» **DATA UNDER STUDY**
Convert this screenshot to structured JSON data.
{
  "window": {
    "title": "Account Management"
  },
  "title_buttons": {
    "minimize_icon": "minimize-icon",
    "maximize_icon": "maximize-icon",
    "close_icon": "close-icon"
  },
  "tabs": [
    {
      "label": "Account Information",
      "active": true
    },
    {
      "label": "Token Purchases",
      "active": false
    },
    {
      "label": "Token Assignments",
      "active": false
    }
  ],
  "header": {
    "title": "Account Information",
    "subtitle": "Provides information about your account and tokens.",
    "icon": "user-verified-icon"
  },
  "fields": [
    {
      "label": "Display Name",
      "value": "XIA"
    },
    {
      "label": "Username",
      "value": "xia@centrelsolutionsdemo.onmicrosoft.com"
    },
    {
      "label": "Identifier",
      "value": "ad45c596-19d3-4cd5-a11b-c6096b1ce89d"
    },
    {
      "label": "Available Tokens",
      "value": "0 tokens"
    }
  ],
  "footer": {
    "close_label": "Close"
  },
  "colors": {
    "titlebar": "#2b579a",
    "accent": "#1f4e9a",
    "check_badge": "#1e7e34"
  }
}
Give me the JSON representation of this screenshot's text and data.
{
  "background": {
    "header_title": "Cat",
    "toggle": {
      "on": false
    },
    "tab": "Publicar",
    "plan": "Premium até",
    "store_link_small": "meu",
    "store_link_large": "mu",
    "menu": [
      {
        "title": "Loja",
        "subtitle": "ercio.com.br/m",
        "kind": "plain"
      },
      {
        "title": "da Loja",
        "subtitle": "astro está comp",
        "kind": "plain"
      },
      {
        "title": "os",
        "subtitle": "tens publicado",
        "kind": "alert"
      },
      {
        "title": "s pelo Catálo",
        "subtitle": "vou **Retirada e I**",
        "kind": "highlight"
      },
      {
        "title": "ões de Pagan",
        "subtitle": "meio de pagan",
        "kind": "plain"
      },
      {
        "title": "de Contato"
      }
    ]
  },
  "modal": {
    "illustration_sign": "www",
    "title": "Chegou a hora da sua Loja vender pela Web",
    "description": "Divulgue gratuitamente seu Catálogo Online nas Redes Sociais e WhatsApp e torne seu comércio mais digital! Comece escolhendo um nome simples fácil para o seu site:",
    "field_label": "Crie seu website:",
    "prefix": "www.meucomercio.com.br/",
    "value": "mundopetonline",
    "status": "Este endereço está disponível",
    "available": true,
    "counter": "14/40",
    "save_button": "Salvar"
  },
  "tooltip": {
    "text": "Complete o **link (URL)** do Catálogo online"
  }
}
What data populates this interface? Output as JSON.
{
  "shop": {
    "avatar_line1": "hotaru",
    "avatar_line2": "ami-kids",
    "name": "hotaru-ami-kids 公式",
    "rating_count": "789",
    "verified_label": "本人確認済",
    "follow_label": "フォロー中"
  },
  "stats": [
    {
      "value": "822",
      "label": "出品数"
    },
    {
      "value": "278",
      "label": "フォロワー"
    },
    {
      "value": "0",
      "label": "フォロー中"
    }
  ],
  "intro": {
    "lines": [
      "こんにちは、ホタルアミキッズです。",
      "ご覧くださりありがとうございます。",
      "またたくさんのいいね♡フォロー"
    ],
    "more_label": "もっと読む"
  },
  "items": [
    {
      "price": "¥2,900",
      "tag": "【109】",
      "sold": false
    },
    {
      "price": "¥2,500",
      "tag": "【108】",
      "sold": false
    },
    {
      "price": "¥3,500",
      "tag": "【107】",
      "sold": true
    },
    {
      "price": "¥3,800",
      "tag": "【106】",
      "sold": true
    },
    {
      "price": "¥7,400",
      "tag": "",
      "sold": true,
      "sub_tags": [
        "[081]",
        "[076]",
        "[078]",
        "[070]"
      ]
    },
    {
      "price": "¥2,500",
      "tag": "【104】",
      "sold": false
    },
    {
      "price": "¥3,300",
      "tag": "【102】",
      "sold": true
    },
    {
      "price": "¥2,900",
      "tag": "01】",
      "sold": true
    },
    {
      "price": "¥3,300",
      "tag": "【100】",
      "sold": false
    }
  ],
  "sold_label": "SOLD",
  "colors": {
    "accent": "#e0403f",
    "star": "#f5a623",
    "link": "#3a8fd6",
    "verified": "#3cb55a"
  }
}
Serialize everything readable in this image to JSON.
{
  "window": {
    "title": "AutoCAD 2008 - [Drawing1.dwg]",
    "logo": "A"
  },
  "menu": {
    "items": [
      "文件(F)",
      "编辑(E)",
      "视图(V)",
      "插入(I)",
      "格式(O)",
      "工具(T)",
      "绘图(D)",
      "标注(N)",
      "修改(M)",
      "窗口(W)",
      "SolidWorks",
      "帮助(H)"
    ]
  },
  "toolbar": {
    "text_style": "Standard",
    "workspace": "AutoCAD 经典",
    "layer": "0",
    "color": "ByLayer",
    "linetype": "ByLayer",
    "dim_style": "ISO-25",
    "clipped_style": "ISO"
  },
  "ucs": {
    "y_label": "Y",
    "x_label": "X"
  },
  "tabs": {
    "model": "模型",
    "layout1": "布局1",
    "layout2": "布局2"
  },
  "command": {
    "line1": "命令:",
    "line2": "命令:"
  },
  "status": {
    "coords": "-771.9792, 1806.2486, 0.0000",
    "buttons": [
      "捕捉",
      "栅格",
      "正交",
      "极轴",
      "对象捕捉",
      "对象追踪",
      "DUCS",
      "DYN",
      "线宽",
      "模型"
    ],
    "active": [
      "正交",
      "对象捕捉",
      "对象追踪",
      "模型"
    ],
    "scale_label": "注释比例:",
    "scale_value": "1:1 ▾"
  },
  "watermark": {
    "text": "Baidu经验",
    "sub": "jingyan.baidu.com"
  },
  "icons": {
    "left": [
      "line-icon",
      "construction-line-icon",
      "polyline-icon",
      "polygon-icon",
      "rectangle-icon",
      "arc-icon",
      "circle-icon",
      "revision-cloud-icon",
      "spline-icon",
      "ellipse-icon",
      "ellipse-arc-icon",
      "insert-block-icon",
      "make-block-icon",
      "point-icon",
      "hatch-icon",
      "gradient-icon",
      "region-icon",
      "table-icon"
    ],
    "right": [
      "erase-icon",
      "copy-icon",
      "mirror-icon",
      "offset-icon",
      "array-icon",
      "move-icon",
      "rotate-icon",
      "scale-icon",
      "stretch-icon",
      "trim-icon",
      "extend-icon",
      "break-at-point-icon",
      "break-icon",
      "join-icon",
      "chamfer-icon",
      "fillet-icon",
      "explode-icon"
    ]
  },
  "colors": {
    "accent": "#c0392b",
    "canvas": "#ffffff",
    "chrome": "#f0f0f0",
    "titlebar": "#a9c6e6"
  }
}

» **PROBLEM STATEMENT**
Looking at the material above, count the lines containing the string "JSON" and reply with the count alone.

» **ANSWER FOR THIS EXERCISE**
4